When talking about valuation, beauty tends to lie in the eyes of the beholder. Nonetheless, we have tried to assemble a relatively encompassing set of absolute and relative criteria capturing both current momentum and intrinsic measures and shaped to media sensitivities. For instance, we do not use price/earnings ratios in a vacuum. Rather, we look at P/E compared to earnings growth; in turn, growth is measured on a compounded basis from 1996 to our projected 2008(E). In addition, by equally weighting a number of criteria, we are not wedding ourselves to any one benchmark.
For instance, while many in the investment community believe discounted cash flow valuation is among the purest valuation measures, we note the large number of judgment calls involved in this methodology. These include the appropriate required return on equity that goes into the weighted average cost of capital as well as the long-term growth rate assumptions we set for over 20 stocks.
Why include technical analysis? Clearly, nothing in the stock market should be viewed in isolation, in our opinion. However, stock price movements accompanied by changes in volume patterns often signal a distant turn in the fundamentals.

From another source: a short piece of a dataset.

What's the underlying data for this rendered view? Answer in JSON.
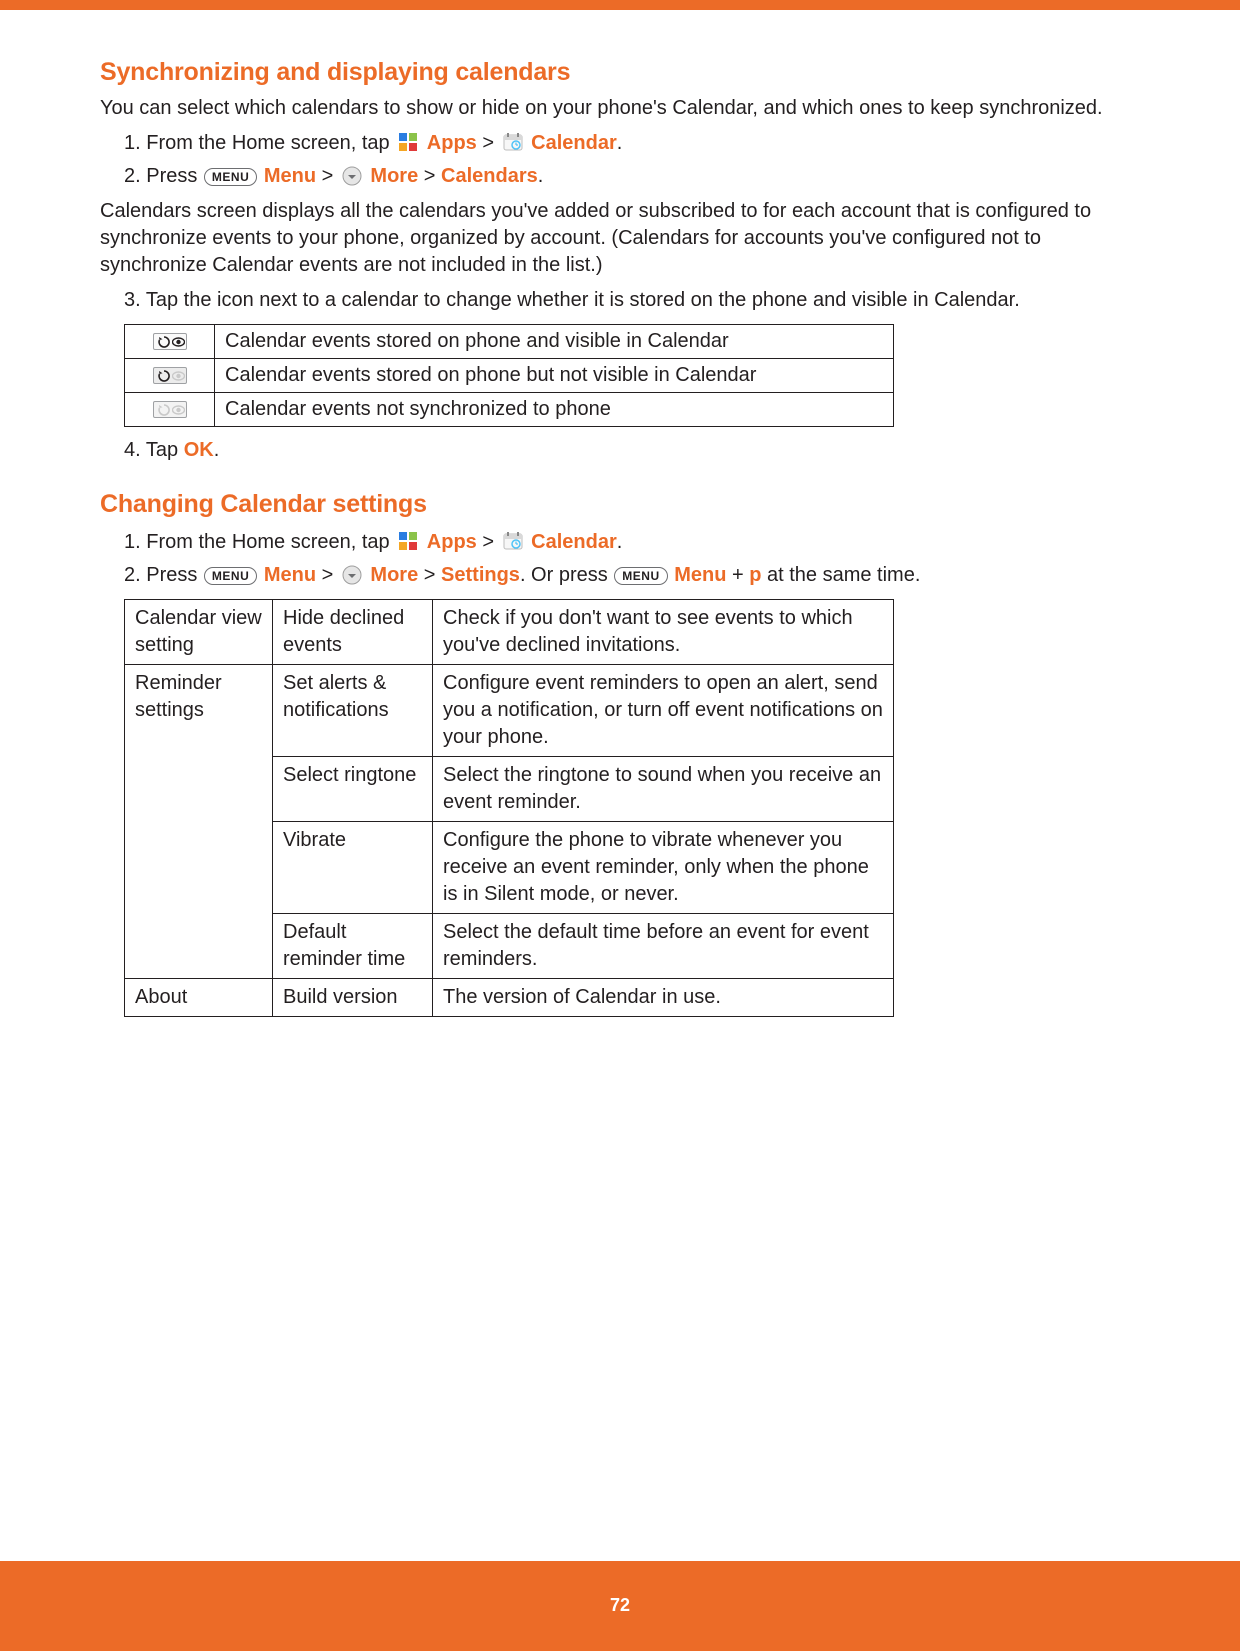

To ignore this input — to which we assign a small weighting of 5% — would be foolhardy, in our view.
Financials (35.0% overall weighting).
This category simply measures the fundamental operating performance of each company with emphasis on recent historical data as opposed to just projected results.
The fourteen criteria we include are: 1) 2005E organic revenue growth, which excludes acquisitions and divestitures; 2) a measure of overall profitability or estimated 2005 ModelWare EBITDA margins; 3) ModelWare Return on net operating assets (RNOA) defined as net operating profit after tax divided by net operating assets (beginning period); 4) expected EPS change for 2005 using our forecasts; 5) 1996–2008 EPS percent change (CAGR); 6) ModelWare 2005 estimated